Not only can one person improve the health of the river, but the river can improve individuals’ social and emotional wellbeing. Leah Worley coordinates RiverLink’s new Out of School initiative. Every year, Out-of-School provides opportunities for 800 young people to pause from their cell phone-dominated world and visit the river, letting their minds flow with the water. Students in the program are encouraged to express their feelings through journaling; writing poetry or song; or sketching, painting, or sculpting. Out-of-School complements RiverLink’s RiverRats program that serves about 4,200 students annually with hands-on, river-based environmental education programs. Personally connecting with the river, Worley believes, can be very effective in mitigating stress of daily life, not just for kids but for all of us.

Click here to learn more about the French Broad River

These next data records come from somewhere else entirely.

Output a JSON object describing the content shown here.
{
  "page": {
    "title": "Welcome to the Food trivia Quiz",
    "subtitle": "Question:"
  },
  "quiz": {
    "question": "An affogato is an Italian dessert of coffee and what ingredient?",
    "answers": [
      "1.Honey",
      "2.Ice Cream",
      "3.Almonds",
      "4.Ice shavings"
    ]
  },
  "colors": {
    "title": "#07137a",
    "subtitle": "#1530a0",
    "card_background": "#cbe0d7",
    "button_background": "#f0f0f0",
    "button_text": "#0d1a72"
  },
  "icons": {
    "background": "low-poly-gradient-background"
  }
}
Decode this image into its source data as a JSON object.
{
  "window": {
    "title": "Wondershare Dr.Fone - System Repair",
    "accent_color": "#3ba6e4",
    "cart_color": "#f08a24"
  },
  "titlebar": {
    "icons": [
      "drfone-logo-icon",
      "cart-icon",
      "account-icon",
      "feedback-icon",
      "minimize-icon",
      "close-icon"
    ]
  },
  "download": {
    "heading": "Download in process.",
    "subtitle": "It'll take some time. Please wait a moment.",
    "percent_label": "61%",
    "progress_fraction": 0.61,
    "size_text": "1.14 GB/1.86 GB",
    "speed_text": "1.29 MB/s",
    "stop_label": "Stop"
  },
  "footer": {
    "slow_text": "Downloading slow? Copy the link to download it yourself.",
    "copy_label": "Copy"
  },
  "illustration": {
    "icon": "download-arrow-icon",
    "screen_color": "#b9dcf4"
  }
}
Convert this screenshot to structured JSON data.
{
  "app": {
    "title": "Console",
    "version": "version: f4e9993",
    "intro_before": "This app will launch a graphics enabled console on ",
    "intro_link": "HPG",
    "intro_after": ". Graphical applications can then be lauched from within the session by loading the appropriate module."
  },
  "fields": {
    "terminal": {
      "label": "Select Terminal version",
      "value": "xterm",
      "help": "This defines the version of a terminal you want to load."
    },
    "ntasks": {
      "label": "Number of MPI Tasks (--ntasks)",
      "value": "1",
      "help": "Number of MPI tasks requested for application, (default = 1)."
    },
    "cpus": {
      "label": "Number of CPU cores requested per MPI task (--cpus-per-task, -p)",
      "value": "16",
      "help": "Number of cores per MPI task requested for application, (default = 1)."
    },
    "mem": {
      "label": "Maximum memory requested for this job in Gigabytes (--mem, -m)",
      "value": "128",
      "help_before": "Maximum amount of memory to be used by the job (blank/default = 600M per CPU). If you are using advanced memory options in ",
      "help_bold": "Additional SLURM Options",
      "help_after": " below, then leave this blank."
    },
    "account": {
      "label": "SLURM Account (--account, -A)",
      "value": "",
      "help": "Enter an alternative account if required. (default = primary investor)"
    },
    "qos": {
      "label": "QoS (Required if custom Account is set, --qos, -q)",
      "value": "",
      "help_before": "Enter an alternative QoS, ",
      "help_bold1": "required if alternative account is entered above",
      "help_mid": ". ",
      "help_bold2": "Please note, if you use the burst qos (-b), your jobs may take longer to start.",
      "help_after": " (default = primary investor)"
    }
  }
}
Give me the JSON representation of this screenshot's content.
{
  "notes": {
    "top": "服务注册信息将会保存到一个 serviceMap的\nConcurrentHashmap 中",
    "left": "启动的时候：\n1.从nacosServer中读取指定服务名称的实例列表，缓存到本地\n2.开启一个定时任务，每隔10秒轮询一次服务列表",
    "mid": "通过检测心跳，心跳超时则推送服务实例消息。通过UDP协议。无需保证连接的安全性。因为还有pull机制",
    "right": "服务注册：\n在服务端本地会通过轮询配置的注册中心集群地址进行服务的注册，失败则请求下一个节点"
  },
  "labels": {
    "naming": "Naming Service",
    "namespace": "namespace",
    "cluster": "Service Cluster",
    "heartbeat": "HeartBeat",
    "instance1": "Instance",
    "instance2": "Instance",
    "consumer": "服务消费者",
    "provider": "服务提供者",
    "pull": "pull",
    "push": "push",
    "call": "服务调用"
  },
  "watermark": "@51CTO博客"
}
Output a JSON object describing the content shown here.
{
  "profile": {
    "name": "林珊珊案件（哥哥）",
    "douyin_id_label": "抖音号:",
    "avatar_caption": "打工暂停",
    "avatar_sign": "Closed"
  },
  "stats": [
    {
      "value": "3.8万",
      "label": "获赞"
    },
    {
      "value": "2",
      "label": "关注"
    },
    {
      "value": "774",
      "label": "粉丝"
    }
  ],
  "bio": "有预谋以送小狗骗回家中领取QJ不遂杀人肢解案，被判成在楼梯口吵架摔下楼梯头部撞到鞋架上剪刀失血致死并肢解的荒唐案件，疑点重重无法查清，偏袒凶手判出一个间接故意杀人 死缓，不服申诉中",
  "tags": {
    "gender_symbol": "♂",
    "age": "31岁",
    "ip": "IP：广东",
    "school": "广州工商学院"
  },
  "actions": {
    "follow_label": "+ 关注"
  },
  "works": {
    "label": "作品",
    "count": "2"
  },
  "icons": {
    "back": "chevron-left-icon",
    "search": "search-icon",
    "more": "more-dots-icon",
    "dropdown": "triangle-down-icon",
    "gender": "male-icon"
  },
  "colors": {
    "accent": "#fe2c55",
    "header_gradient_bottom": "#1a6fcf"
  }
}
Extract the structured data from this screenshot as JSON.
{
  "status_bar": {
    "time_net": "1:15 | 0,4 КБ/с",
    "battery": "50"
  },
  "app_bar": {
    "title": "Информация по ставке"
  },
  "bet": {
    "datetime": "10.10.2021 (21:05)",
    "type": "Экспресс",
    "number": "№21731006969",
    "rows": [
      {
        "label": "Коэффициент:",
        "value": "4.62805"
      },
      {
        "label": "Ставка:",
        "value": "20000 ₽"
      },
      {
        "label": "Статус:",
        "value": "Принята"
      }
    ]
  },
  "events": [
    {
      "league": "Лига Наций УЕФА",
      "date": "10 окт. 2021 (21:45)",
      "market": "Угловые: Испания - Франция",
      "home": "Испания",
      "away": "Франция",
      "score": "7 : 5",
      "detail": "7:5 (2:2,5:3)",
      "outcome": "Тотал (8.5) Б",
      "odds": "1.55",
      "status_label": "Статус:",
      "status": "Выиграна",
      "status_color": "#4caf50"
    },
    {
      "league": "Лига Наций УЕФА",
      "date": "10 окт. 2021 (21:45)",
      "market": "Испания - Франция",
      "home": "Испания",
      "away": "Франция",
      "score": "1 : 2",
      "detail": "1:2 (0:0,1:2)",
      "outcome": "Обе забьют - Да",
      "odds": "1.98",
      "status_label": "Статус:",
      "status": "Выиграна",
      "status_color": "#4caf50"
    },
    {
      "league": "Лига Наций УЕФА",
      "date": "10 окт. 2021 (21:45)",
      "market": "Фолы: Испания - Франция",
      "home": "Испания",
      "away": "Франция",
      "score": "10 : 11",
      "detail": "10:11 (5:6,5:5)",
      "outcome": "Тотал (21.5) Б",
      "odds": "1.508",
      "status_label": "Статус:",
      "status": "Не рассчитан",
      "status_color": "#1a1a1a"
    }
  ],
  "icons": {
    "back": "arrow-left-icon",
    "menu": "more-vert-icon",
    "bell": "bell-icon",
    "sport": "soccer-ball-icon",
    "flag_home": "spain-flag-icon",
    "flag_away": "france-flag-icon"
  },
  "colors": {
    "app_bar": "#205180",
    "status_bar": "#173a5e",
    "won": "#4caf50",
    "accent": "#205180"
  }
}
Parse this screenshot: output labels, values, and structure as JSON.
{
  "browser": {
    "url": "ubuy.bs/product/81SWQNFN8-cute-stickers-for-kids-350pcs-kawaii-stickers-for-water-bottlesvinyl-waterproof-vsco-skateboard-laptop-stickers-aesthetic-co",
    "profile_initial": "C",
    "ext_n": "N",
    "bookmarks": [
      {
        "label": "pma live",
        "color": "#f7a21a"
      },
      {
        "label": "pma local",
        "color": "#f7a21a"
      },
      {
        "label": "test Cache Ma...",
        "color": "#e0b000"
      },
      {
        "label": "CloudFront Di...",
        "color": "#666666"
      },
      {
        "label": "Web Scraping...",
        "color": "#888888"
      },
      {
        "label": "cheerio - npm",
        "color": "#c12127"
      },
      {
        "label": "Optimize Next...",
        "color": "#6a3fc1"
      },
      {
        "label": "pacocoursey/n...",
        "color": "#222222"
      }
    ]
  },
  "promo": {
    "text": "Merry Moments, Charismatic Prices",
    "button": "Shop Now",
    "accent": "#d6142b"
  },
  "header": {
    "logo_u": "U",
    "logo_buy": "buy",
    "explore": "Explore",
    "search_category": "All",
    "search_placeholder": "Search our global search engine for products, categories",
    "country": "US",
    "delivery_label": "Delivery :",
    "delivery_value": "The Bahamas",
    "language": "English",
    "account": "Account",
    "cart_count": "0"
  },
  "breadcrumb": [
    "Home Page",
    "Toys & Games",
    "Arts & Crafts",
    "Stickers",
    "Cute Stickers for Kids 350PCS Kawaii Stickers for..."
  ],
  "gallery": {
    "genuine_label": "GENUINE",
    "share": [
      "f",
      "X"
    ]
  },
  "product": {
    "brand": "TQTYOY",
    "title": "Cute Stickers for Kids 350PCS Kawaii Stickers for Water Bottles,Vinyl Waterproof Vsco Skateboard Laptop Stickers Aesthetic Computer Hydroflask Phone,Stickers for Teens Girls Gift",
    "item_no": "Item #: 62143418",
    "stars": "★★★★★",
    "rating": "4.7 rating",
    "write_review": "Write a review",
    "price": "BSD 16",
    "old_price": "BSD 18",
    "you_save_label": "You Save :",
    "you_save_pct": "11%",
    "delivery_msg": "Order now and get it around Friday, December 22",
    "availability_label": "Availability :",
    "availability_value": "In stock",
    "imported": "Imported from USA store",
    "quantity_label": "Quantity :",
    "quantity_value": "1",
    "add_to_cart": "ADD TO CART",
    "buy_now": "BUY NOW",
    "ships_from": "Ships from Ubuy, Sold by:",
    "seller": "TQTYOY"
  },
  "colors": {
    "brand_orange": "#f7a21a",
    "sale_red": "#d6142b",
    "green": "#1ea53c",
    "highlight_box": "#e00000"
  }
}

Photographs by Andy Lukacs-0rmond; panorama) courtesy of Pack Memorial Library; (French Broad River Park) by Joe Bolado; (woodfin) by Marc Hunt; (marshall) by Annelise Ferry; (rad) by Rachel Wyatt; (hot springs) by Jennifer Stanoford; (rapids) courtesy of Jack Henderson; (farm) courtesy of Terri Wells; (southside) courtesy of Renee Fortner; (park) courtesy of Lisa Raleigh; (waves) by Equinox Design; redmon) by John E. Ross; (henderson) courtesy of Explore Brevard; (tubing) courtesy of Headwaters Outfitters; (trash trout) courtesy of Nancy Diaz; (kids) courtesy of Justin Young; (the falls) by Maria Bottom